1 Understanding the performance of
1. The Department is responsible for the management
of jobcentres, which provide critical support to the unemployed,
including those on Jobseeker's Allowance. In 2011-12, nearly 37,000
jobcentre staff across 740 jobcentres supported a caseload of
some five million people at a cost of £1.4 billion. In 2011-12,
jobcentres helped around 3.6 million jobseekers set up new claims
for Jobseeker's Allowance and helped 3.5 million people to leave
2. At the start of the economic downturn the
number of Jobseeker's Allowance claimants increased from 0.9 million
in September 2008 to 1.5 million in March 2009.
Jobcentres responded to the increased demand for their services
by prioritising activities to check eligibility for benefits and
referring more people to other sources of support. The number
of people claiming Jobseeker's Allowance has remained broadly
constant at around 1.5 million since March 2009.
3. The Department monitors the performance of
jobcentres by measuring the rate at which people stop claiming
benefits rather than the number of people who find employment.

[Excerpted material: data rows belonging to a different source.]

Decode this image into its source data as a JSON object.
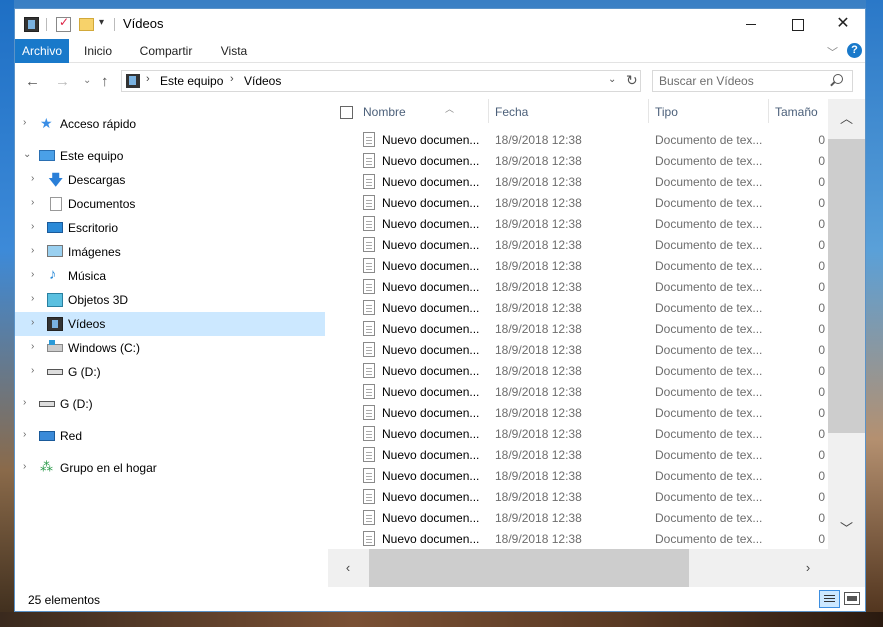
{
  "window": {
    "title": "Vídeos",
    "minimize_label": "",
    "maximize_label": "",
    "close_label": "✕"
  },
  "ribbon": {
    "tabs": [
      "Archivo",
      "Inicio",
      "Compartir",
      "Vista"
    ]
  },
  "address": {
    "crumbs": [
      "Este equipo",
      "Vídeos"
    ],
    "search_placeholder": "Buscar en Vídeos"
  },
  "nav_pane": {
    "items": [
      {
        "label": "Acceso rápido",
        "icon": "star-icon"
      },
      {
        "label": "Este equipo",
        "icon": "computer-icon"
      },
      {
        "label": "Descargas",
        "icon": "download-icon"
      },
      {
        "label": "Documentos",
        "icon": "document-icon"
      },
      {
        "label": "Escritorio",
        "icon": "desktop-icon"
      },
      {
        "label": "Imágenes",
        "icon": "image-icon"
      },
      {
        "label": "Música",
        "icon": "music-icon"
      },
      {
        "label": "Objetos 3D",
        "icon": "3d-objects-icon"
      },
      {
        "label": "Vídeos",
        "icon": "film-icon",
        "selected": true
      },
      {
        "label": "Windows (C:)",
        "icon": "drive-icon"
      },
      {
        "label": "G (D:)",
        "icon": "drive-icon"
      },
      {
        "label": "G (D:)",
        "icon": "drive-icon"
      },
      {
        "label": "Red",
        "icon": "network-icon"
      },
      {
        "label": "Grupo en el hogar",
        "icon": "homegroup-icon"
      }
    ]
  },
  "file_list": {
    "columns": [
      "Nombre",
      "Fecha",
      "Tipo",
      "Tamaño"
    ],
    "rows": [
      {
        "name": "Nuevo documen...",
        "date": "18/9/2018 12:38",
        "type": "Documento de tex...",
        "size": "0"
      },
      {
        "name": "Nuevo documen...",
        "date": "18/9/2018 12:38",
        "type": "Documento de tex...",
        "size": "0"
      },
      {
        "name": "Nuevo documen...",
        "date": "18/9/2018 12:38",
        "type": "Documento de tex...",
        "size": "0"
      },
      {
        "name": "Nuevo documen...",
        "date": "18/9/2018 12:38",
        "type": "Documento de tex...",
        "size": "0"
      },
      {
        "name": "Nuevo documen...",
        "date": "18/9/2018 12:38",
        "type": "Documento de tex...",
        "size": "0"
      },
      {
        "name": "Nuevo documen...",
        "date": "18/9/2018 12:38",
        "type": "Documento de tex...",
        "size": "0"
      },
      {
        "name": "Nuevo documen...",
        "date": "18/9/2018 12:38",
        "type": "Documento de tex...",
        "size": "0"
      },
      {
        "name": "Nuevo documen...",
        "date": "18/9/2018 12:38",
        "type": "Documento de tex...",
        "size": "0"
      },
      {
        "name": "Nuevo documen...",
        "date": "18/9/2018 12:38",
        "type": "Documento de tex...",
        "size": "0"
      },
      {
        "name": "Nuevo documen...",
        "date": "18/9/2018 12:38",
        "type": "Documento de tex...",
        "size": "0"
      },
      {
        "name": "Nuevo documen...",
        "date": "18/9/2018 12:38",
        "type": "Documento de tex...",
        "size": "0"
      },
      {
        "name": "Nuevo documen...",
        "date": "18/9/2018 12:38",
        "type": "Documento de tex...",
        "size": "0"
      },
      {
        "name": "Nuevo documen...",
        "date": "18/9/2018 12:38",
        "type": "Documento de tex...",
        "size": "0"
      },
      {
        "name": "Nuevo documen...",
        "date": "18/9/2018 12:38",
        "type": "Documento de tex...",
        "size": "0"
      },
      {
        "name": "Nuevo documen...",
        "date": "18/9/2018 12:38",
        "type": "Documento de tex...",
        "size": "0"
      },
      {
        "name": "Nuevo documen...",
        "date": "18/9/2018 12:38",
        "type": "Documento de tex...",
        "size": "0"
      },
      {
        "name": "Nuevo documen...",
        "date": "18/9/2018 12:38",
        "type": "Documento de tex...",
        "size": "0"
      },
      {
        "name": "Nuevo documen...",
        "date": "18/9/2018 12:38",
        "type": "Documento de tex...",
        "size": "0"
      },
      {
        "name": "Nuevo documen...",
        "date": "18/9/2018 12:38",
        "type": "Documento de tex...",
        "size": "0"
      },
      {
        "name": "Nuevo documen...",
        "date": "18/9/2018 12:38",
        "type": "Documento de tex...",
        "size": "0"
      }
    ]
  },
  "status": {
    "count_text": "25 elementos"
  },
  "colors": {
    "accent": "#1979ca",
    "selection": "#cce8ff",
    "header_text": "#4c607a",
    "secondary_text": "#6d6d6d"
  }
}
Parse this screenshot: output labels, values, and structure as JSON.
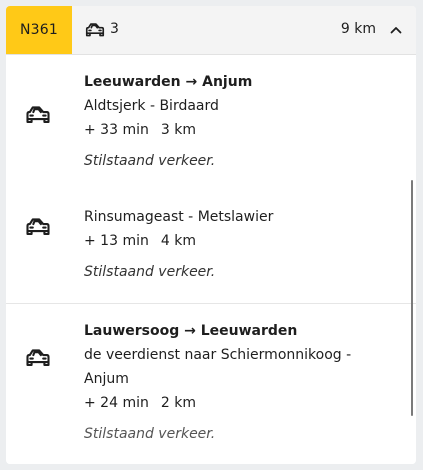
{
  "header": {
    "road": "N361",
    "incident_count": "3",
    "distance": "9 km",
    "car_icon": "car-icon",
    "toggle_icon": "chevron-up-icon"
  },
  "incidents": [
    {
      "route": "Leeuwarden → Anjum",
      "segment": "Aldtsjerk - Birdaard",
      "delay": "+ 33 min",
      "length": "3 km",
      "status": "Stilstaand verkeer."
    },
    {
      "route": "",
      "segment": "Rinsumageast - Metslawier",
      "delay": "+ 13 min",
      "length": "4 km",
      "status": "Stilstaand verkeer."
    },
    {
      "route": "Lauwersoog → Leeuwarden",
      "segment": "de veerdienst naar Schiermonnikoog - Anjum",
      "delay": "+ 24 min",
      "length": "2 km",
      "status": "Stilstaand verkeer."
    }
  ],
  "colors": {
    "road_badge": "#ffc917",
    "header_bg": "#f4f4f4",
    "card_bg": "#ffffff",
    "page_bg": "#eceef0"
  }
}
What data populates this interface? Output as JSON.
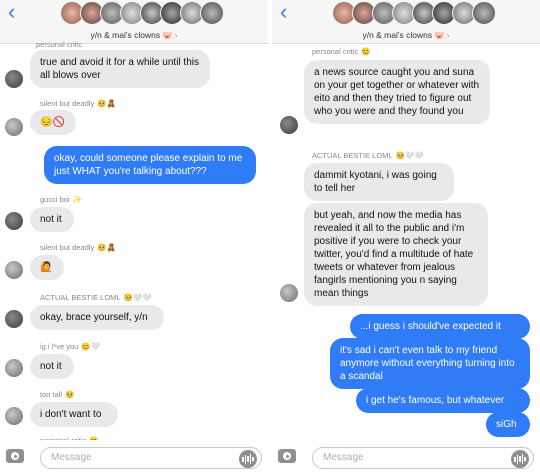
{
  "colors": {
    "outgoing": "#2f7cf6",
    "incoming": "#e9e9eb",
    "back": "#2f7cf6"
  },
  "left": {
    "header": {
      "back_icon": "‹",
      "title": "y/n & mai's clowns",
      "title_emoji": "🐷",
      "chevron": "›"
    },
    "messages": [
      {
        "sender": "personal critic",
        "text": ""
      },
      {
        "text": "true and avoid it for a while until this all blows over"
      },
      {
        "sender": "silent but deadly",
        "sender_emoji": "🥺🧸",
        "text": "😔🚫"
      },
      {
        "text": "okay, could someone please explain to me just WHAT you're talking about???"
      },
      {
        "sender": "gucci boi",
        "sender_emoji": "✨",
        "text": "not it"
      },
      {
        "sender": "silent but deadly",
        "sender_emoji": "🥺🧸",
        "text": "🙋"
      },
      {
        "sender": "ACTUAL BESTIE LOML",
        "sender_emoji": "🥺🤍🤍",
        "text": "okay, brace yourself, y/n"
      },
      {
        "sender": "ig i l*ve you",
        "sender_emoji": "😊🤍",
        "text": "not it"
      },
      {
        "sender": "too tall",
        "sender_emoji": "🥺",
        "text": "i don't want to"
      },
      {
        "sender": "personal critic",
        "sender_emoji": "😊",
        "text": ""
      }
    ],
    "input": {
      "placeholder": "Message"
    }
  },
  "right": {
    "header": {
      "back_icon": "‹",
      "title": "y/n & mai's clowns",
      "title_emoji": "🐷",
      "chevron": "›"
    },
    "messages": [
      {
        "sender": "personal critic",
        "sender_emoji": "😊",
        "text": "a news source caught you and suna on your get together or whatever with eito and then they tried to figure out who you were and they found you"
      },
      {
        "sender": "ACTUAL BESTIE LOML",
        "sender_emoji": "🥺🤍🤍",
        "text": "dammit kyotani, i was going to tell her"
      },
      {
        "text": "but yeah, and now the media has revealed it all to the public and i'm positive if you were to check your twitter, you'd find a multitude of hate tweets or whatever from jealous fangirls mentioning you n saying mean things"
      },
      {
        "text": "...i guess i should've expected it"
      },
      {
        "text": "it's sad i can't even talk to my friend anymore without everything turning into a scandal"
      },
      {
        "text": "i get he's famous, but whatever"
      },
      {
        "text": "siGh"
      }
    ],
    "input": {
      "placeholder": "Message"
    }
  }
}
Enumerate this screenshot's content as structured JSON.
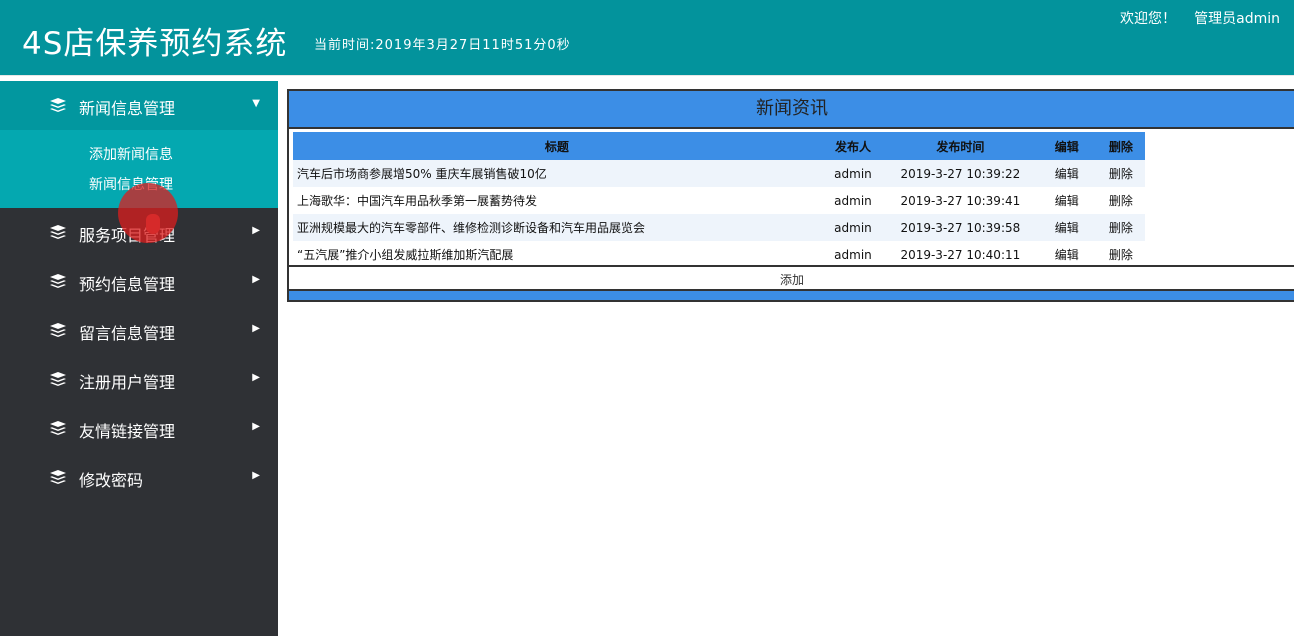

Between 250,000 and 300,000 people end their claims for Jobseeker's
Allowance each month, but in around 40% of cases individuals will
reclaim benefit within 6 months, with 60% reclaiming within 2
years. The Department told us that in 40% of cases it does not
collect data on those that find work as opposed to simply the
number who stop claiming benefits. It also told us that employment
was not the only objective of the Jobseeker's Allowance regime
and its purpose was also to cut the benefits bill by reducing
the number of people who are dependent on benefits.
In addition, the Department told us that it chose to monitor the
number of people leaving benefits rather than track job destinations
because it is less expensive to administer.
4. The Department said it did not feel disadvantaged
by not having information of the destinations of all leavers and
that its administrative data is supplemented by periodic surveys
on the destination of claimants.
However, Universal Credit will only be fully implemented by 2017
at the earliest. The Department told us that under Universal Credit
it will have much quicker access and more readily available information
about the destinations of some of its claimants. To calculate
Universal Credit payments the Department will have real-time income
information from HM Revenue and Customs on the number of people
that move into work.
5. We were concerned that the Department's emphasis
on simply counting the number of people leaving benefits does
not necessarily help cut the benefit bill as many who stop claiming
benefit reclaim within a short space of time. Around 60% of claimants
that started claiming Jobseeker's Allowance in 2011-12 had also
claimed in the past two years
and 40% of leavers re-registered for benefits within six months.
The Department does not consider the level of people reclaiming
benefits to be material to the performance of jobcentres because
it considered that the figure reflected the dynamism of the labour
market rather than jobcentre performance.
Without this information, however, the Department is unable to
identify where it may need to take a different approach to its
services, for example training or other support, to stop people
from having to reclaim.
6. The Department's own research identified a
link between the time jobcentres' advisers spend with a claimant
and how many people stop claiming, but the caseloads of advisers
within jobcentres vary greatly across the country. The number
of claimants an adviser deals with can vary by 30% even in areas
with similar unemployment and job markets. For example, Merseyside
had 155 cases per adviser in contrast to 196 in Durham and Tees
Valley. The Department
considers these variances to be attributable to different labour
markets and told us that districts were resourced according to
the number of claims that they deal with, with local managers
deciding the staffing mix in their jobcentres. In some offices,
the assistant adviser undertakes the administrative work for interviews
with claimants, so the personal adviser can do more interviews
a day. In other officesin Wessex, for examplethe
district manager concentrates their budget on personal advisers,
so they have to do more administrative tasks and fewer advisory
interviews a day.
7. The Department is increasing the flexibility
given to jobcentre district managers to adapt the services they
provide to claimants to meet local need. It operated a 'dragon's
den forum' until it was closed down because it was found to be
slowing implementation of flexibilities and discouraged sharing
of ideas, and is now running pilots across the country to assess
the impact of increased flexibility in jobcentres. The NAO report,
however, found that staff shared good practice through informal
networks within their existing jobcentre districts rather than
more distant offices.
The Department told us that the introduction of local flexibilities
is a big change for the organisation and it is working to ensure
that information is shared both locally and nationally.
2 C&AG's Report, para 1, 3 Back
C&AG's Report, para 4 Back
Qq 67, 70; C&AG's Report, figure 19 Back
Q 30 Back
Qq 30, 36 Back
Q 38 Back
Qq 36, 39 Back
Qq 41-42 Back
Q 58 Back
C&AG's Report, Sustainable employment: supporting people
to stay in work and advance, Session 2007-08, HC 32 Back
Qq 54,56, 61 Back
Q 61 Back
Q 102 Back
Qq 100, 102-107 Back
Q 92 Back
Qq 92, 143 Back